Context and death and Percy Shelley

Half of the Great English Romantic poets died young and surrounded by tragedy. John Keats died of Tuberculosis at 26. Gordon “The Lord” Byron was 36 when he died from over leeching while fighting a cold. William Wordsworth, Samuel Taylor Coleridge, and William Blake all died at 71, 62, and 70 respectively.

Percy Shelley was 29 when he drowned after his boat sank off the coast of Italy. After Percy's body washed ashore his wife and friends cremated him on a beach near where he was found. His wife, Mary Shelley, the author of Frankenstein, kept Percy's heart.

29 years after her husband's death Mary Shelley died of brain cancer. When they went through her stuff they found Percy’s heart wrapped in pages of Adonais, a poem Percy had written for Keats after his death. As junkets notes in the Adonais node, the last lines of the poem are prophetic of Percy's own death, which occurred one year after he wrote the poem.

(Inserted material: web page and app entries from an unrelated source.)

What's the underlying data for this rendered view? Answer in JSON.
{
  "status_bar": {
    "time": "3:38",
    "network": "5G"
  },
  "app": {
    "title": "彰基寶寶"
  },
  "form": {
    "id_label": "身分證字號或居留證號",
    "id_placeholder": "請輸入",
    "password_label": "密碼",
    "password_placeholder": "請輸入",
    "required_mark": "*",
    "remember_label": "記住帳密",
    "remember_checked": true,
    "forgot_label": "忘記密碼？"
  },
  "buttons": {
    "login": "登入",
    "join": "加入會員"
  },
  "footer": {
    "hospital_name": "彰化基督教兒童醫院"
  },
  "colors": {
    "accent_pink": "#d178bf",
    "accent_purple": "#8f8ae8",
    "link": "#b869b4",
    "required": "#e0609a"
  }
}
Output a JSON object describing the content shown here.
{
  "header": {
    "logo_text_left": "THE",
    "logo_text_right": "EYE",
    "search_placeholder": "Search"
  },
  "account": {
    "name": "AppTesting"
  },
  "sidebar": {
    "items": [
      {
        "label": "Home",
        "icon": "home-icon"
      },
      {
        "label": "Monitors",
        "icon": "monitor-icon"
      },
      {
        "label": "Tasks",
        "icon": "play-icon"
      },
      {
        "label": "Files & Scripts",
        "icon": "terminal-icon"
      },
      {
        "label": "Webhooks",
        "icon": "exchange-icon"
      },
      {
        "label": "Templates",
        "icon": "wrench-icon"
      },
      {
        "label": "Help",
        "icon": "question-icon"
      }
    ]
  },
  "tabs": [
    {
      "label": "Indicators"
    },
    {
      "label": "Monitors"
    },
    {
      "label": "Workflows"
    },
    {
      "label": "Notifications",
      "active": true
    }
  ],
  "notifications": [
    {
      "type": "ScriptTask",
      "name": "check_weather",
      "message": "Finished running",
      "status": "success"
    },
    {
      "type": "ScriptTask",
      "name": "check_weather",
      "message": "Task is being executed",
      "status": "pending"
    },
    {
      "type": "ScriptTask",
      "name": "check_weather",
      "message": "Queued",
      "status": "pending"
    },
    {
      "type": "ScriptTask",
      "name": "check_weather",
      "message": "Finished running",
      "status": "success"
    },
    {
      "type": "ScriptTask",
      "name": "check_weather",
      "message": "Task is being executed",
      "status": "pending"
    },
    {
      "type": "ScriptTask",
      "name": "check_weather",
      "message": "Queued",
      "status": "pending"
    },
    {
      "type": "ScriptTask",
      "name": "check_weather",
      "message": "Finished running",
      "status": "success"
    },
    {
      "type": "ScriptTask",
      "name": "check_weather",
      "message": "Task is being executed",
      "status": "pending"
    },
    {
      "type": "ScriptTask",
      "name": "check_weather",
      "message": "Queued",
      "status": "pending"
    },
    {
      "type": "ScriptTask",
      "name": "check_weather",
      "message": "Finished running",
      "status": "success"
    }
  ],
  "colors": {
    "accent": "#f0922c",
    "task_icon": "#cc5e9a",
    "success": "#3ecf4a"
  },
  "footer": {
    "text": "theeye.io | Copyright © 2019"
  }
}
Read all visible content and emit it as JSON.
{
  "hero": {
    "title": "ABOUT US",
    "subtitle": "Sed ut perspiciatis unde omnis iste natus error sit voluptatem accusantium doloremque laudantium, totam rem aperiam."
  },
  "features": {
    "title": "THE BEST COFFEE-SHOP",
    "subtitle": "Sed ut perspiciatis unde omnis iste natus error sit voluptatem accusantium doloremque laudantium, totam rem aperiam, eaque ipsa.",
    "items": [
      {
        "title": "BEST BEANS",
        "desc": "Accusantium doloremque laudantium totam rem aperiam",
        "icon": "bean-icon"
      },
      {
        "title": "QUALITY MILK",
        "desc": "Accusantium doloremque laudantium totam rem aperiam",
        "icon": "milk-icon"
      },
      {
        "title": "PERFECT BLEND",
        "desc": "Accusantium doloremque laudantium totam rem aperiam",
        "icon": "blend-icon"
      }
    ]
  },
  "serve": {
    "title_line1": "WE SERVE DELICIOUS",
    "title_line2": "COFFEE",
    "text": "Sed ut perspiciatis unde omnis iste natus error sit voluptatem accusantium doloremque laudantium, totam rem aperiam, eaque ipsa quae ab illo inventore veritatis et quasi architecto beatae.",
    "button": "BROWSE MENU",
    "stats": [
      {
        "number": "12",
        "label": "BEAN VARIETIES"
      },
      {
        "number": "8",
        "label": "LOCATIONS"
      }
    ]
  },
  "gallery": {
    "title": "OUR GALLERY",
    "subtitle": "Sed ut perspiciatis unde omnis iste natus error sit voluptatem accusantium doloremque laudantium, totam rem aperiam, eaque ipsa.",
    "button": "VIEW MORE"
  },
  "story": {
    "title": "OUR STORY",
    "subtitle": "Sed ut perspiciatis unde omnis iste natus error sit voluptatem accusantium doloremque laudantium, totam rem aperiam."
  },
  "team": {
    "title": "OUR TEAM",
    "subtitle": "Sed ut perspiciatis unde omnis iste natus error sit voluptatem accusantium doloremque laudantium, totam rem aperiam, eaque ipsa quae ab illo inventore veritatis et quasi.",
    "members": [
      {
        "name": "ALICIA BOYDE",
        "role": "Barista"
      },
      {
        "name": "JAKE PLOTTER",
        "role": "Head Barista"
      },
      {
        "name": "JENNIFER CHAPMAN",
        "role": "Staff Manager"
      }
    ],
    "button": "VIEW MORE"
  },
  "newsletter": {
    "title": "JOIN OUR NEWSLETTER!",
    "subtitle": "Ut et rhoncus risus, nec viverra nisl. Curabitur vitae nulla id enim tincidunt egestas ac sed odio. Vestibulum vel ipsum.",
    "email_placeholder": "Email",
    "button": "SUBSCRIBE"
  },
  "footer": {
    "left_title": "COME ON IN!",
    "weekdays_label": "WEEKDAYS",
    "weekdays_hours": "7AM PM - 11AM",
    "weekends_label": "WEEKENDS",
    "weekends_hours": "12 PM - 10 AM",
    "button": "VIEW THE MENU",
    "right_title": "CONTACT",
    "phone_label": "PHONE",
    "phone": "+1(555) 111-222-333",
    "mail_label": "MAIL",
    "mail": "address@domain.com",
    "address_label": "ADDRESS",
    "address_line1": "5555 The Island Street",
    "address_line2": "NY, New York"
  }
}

Mary Shelley was actually Percy’s second wife. His first wife, Harriet Westbrook, was pregnant when she drowned herself in London’s Hyde Park at the age of 20. She had married Percy four years before but he left her for Mary.

Percy and Mary Shelley had two children named Clara and William. They died at the ages of one and three. They died nine months apart from each other. Mary had had a miscarriage three years before. Mary Shelley’s mother, proto-feminist Mary Wollstonecraft, died due to complications after giving birth to Mary. Only one of the Shelley's children, Percy Florence, survived until adulthood. He lived into his 70s.

Abrams, M.H. ed. The Norton Anthology of Literature seventh edition, vol 2. 2000
Wasserman, Earl R. Shelley: A Critical Reading. Baltimore: Johns Hopkins, 1971
Swann, Karen Romanticism and the Insistence of the Aesthetic: Shelley's Pod People
World, The Wikipedia